Your assignment:
Print out all of the data below, keeping it identical to the original.

Given information:

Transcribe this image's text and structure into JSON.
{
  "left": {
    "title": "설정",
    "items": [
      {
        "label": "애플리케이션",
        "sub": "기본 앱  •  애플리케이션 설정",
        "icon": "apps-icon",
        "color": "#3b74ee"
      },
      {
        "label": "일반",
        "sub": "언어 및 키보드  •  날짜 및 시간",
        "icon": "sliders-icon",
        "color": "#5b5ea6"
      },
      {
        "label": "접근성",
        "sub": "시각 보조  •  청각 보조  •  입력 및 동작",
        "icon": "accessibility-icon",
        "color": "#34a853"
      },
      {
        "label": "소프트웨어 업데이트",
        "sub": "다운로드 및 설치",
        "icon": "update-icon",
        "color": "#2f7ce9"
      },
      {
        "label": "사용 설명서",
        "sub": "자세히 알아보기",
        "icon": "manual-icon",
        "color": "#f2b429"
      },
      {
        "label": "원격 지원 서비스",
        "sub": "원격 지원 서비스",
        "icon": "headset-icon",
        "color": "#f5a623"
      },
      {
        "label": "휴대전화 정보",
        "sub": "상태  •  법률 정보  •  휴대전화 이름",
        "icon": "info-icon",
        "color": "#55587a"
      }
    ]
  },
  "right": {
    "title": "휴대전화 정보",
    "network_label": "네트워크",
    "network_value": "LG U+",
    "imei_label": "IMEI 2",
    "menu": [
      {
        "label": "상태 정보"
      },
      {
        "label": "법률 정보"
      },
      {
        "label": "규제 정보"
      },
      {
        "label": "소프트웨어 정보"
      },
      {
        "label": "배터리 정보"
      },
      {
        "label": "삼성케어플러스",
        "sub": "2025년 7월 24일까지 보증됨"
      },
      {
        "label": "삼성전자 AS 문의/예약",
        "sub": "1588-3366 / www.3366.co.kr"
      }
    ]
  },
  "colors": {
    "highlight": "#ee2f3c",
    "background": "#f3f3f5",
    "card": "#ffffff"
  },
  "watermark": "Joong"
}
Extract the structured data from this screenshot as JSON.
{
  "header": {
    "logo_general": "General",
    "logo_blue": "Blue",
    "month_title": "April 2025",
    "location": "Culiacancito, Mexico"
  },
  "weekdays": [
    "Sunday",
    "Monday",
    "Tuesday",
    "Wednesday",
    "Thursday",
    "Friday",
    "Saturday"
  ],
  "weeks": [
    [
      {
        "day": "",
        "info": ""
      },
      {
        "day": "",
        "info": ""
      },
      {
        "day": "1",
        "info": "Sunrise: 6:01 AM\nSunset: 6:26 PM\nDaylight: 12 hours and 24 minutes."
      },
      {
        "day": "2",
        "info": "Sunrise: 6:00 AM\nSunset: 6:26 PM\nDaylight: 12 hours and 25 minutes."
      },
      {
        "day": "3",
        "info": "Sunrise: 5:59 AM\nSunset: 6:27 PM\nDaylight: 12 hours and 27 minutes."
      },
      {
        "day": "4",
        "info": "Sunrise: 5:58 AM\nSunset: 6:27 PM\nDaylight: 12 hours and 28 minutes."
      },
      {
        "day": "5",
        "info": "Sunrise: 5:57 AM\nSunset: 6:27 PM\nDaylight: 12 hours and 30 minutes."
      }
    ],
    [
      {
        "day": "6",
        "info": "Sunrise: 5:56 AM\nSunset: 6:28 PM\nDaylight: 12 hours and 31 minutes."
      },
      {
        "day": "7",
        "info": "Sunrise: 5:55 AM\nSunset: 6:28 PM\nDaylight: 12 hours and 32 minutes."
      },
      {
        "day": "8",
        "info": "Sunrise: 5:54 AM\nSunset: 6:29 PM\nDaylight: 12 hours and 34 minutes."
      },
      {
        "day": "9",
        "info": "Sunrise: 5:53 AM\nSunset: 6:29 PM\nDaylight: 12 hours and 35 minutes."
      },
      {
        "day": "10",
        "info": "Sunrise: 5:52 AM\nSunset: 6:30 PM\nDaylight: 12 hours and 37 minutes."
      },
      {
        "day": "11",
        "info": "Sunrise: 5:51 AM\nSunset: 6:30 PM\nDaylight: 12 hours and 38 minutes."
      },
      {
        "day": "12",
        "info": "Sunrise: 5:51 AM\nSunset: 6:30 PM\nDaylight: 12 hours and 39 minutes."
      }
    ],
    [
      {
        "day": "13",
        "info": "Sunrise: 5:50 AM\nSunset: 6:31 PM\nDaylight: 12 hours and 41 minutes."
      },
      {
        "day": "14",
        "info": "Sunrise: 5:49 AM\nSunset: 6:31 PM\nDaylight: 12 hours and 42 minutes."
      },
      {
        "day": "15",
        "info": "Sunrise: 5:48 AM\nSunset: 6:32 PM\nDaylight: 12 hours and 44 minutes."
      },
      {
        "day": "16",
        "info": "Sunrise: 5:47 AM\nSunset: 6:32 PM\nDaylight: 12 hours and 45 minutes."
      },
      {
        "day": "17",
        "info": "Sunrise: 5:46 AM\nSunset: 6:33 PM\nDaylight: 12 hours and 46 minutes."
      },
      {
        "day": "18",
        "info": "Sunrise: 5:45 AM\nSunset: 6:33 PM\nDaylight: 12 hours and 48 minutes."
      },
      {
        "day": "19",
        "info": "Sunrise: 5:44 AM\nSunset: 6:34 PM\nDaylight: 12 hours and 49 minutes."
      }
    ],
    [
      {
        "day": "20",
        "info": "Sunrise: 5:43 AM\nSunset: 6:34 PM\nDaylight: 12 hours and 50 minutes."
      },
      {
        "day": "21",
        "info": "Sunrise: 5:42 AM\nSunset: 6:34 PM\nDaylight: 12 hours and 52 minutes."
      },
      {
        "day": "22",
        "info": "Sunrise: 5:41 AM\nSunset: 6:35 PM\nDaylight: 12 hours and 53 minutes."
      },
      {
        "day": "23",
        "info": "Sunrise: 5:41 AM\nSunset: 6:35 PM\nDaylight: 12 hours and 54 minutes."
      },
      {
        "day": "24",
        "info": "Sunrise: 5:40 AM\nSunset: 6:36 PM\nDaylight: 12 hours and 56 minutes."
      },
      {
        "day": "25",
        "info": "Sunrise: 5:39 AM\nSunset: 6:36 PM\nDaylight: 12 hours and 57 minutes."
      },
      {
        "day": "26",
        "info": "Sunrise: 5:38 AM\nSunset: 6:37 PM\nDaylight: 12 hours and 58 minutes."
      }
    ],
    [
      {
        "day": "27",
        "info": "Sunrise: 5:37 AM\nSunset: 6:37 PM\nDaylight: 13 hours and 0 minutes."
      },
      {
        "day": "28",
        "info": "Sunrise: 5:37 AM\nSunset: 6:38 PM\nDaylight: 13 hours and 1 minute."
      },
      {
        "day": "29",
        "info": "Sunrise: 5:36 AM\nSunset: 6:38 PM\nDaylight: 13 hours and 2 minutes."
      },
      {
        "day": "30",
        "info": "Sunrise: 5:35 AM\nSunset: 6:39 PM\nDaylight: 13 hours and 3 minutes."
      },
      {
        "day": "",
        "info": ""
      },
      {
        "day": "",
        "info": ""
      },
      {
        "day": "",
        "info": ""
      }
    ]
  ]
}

Solved exercise:
Transcribe this image's text and structure into JSON.
{
  "left": {
    "title": "설정",
    "items": [
      {
        "label": "애플리케이션",
        "sub": "기본 앱  •  애플리케이션 설정",
        "icon": "apps-icon",
        "color": "#3b74ee"
      },
      {
        "label": "일반",
        "sub": "언어 및 키보드  •  날짜 및 시간",
        "icon": "sliders-icon",
        "color": "#5b5ea6"
      },
      {
        "label": "접근성",
        "sub": "시각 보조  •  청각 보조  •  입력 및 동작",
        "icon": "accessibility-icon",
        "color": "#34a853"
      },
      {
        "label": "소프트웨어 업데이트",
        "sub": "다운로드 및 설치",
        "icon": "update-icon",
        "color": "#2f7ce9"
      },
      {
        "label": "사용 설명서",
        "sub": "자세히 알아보기",
        "icon": "manual-icon",
        "color": "#f2b429"
      },
      {
        "label": "원격 지원 서비스",
        "sub": "원격 지원 서비스",
        "icon": "headset-icon",
        "color": "#f5a623"
      },
      {
        "label": "휴대전화 정보",
        "sub": "상태  •  법률 정보  •  휴대전화 이름",
        "icon": "info-icon",
        "color": "#55587a"
      }
    ]
  },
  "right": {
    "title": "휴대전화 정보",
    "network_label": "네트워크",
    "network_value": "LG U+",
    "imei_label": "IMEI 2",
    "menu": [
      {
        "label": "상태 정보"
      },
      {
        "label": "법률 정보"
      },
      {
        "label": "규제 정보"
      },
      {
        "label": "소프트웨어 정보"
      },
      {
        "label": "배터리 정보"
      },
      {
        "label": "삼성케어플러스",
        "sub": "2025년 7월 24일까지 보증됨"
      },
      {
        "label": "삼성전자 AS 문의/예약",
        "sub": "1588-3366 / www.3366.co.kr"
      }
    ]
  },
  "colors": {
    "highlight": "#ee2f3c",
    "background": "#f3f3f5",
    "card": "#ffffff"
  },
  "watermark": "Joong"
}
Extract the structured data from this screenshot as JSON.
{
  "header": {
    "logo_general": "General",
    "logo_blue": "Blue",
    "month_title": "April 2025",
    "location": "Culiacancito, Mexico"
  },
  "weekdays": [
    "Sunday",
    "Monday",
    "Tuesday",
    "Wednesday",
    "Thursday",
    "Friday",
    "Saturday"
  ],
  "weeks": [
    [
      {
        "day": "",
        "info": ""
      },
      {
        "day": "",
        "info": ""
      },
      {
        "day": "1",
        "info": "Sunrise: 6:01 AM\nSunset: 6:26 PM\nDaylight: 12 hours and 24 minutes."
      },
      {
        "day": "2",
        "info": "Sunrise: 6:00 AM\nSunset: 6:26 PM\nDaylight: 12 hours and 25 minutes."
      },
      {
        "day": "3",
        "info": "Sunrise: 5:59 AM\nSunset: 6:27 PM\nDaylight: 12 hours and 27 minutes."
      },
      {
        "day": "4",
        "info": "Sunrise: 5:58 AM\nSunset: 6:27 PM\nDaylight: 12 hours and 28 minutes."
      },
      {
        "day": "5",
        "info": "Sunrise: 5:57 AM\nSunset: 6:27 PM\nDaylight: 12 hours and 30 minutes."
      }
    ],
    [
      {
        "day": "6",
        "info": "Sunrise: 5:56 AM\nSunset: 6:28 PM\nDaylight: 12 hours and 31 minutes."
      },
      {
        "day": "7",
        "info": "Sunrise: 5:55 AM\nSunset: 6:28 PM\nDaylight: 12 hours and 32 minutes."
      },
      {
        "day": "8",
        "info": "Sunrise: 5:54 AM\nSunset: 6:29 PM\nDaylight: 12 hours and 34 minutes."
      },
      {
        "day": "9",
        "info": "Sunrise: 5:53 AM\nSunset: 6:29 PM\nDaylight: 12 hours and 35 minutes."
      },
      {
        "day": "10",
        "info": "Sunrise: 5:52 AM\nSunset: 6:30 PM\nDaylight: 12 hours and 37 minutes."
      },
      {
        "day": "11",
        "info": "Sunrise: 5:51 AM\nSunset: 6:30 PM\nDaylight: 12 hours and 38 minutes."
      },
      {
        "day": "12",
        "info": "Sunrise: 5:51 AM\nSunset: 6:30 PM\nDaylight: 12 hours and 39 minutes."
      }
    ],
    [
      {
        "day": "13",
        "info": "Sunrise: 5:50 AM\nSunset: 6:31 PM\nDaylight: 12 hours and 41 minutes."
      },
      {
        "day": "14",
        "info": "Sunrise: 5:49 AM\nSunset: 6:31 PM\nDaylight: 12 hours and 42 minutes."
      },
      {
        "day": "15",
        "info": "Sunrise: 5:48 AM\nSunset: 6:32 PM\nDaylight: 12 hours and 44 minutes."
      },
      {
        "day": "16",
        "info": "Sunrise: 5:47 AM\nSunset: 6:32 PM\nDaylight: 12 hours and 45 minutes."
      },
      {
        "day": "17",
        "info": "Sunrise: 5:46 AM\nSunset: 6:33 PM\nDaylight: 12 hours and 46 minutes."
      },
      {
        "day": "18",
        "info": "Sunrise: 5:45 AM\nSunset: 6:33 PM\nDaylight: 12 hours and 48 minutes."
      },
      {
        "day": "19",
        "info": "Sunrise: 5:44 AM\nSunset: 6:34 PM\nDaylight: 12 hours and 49 minutes."
      }
    ],
    [
      {
        "day": "20",
        "info": "Sunrise: 5:43 AM\nSunset: 6:34 PM\nDaylight: 12 hours and 50 minutes."
      },
      {
        "day": "21",
        "info": "Sunrise: 5:42 AM\nSunset: 6:34 PM\nDaylight: 12 hours and 52 minutes."
      },
      {
        "day": "22",
        "info": "Sunrise: 5:41 AM\nSunset: 6:35 PM\nDaylight: 12 hours and 53 minutes."
      },
      {
        "day": "23",
        "info": "Sunrise: 5:41 AM\nSunset: 6:35 PM\nDaylight: 12 hours and 54 minutes."
      },
      {
        "day": "24",
        "info": "Sunrise: 5:40 AM\nSunset: 6:36 PM\nDaylight: 12 hours and 56 minutes."
      },
      {
        "day": "25",
        "info": "Sunrise: 5:39 AM\nSunset: 6:36 PM\nDaylight: 12 hours and 57 minutes."
      },
      {
        "day": "26",
        "info": "Sunrise: 5:38 AM\nSunset: 6:37 PM\nDaylight: 12 hours and 58 minutes."
      }
    ],
    [
      {
        "day": "27",
        "info": "Sunrise: 5:37 AM\nSunset: 6:37 PM\nDaylight: 13 hours and 0 minutes."
      },
      {
        "day": "28",
        "info": "Sunrise: 5:37 AM\nSunset: 6:38 PM\nDaylight: 13 hours and 1 minute."
      },
      {
        "day": "29",
        "info": "Sunrise: 5:36 AM\nSunset: 6:38 PM\nDaylight: 13 hours and 2 minutes."
      },
      {
        "day": "30",
        "info": "Sunrise: 5:35 AM\nSunset: 6:39 PM\nDaylight: 13 hours and 3 minutes."
      },
      {
        "day": "",
        "info": ""
      },
      {
        "day": "",
        "info": ""
      },
      {
        "day": "",
        "info": ""
      }
    ]
  ]
}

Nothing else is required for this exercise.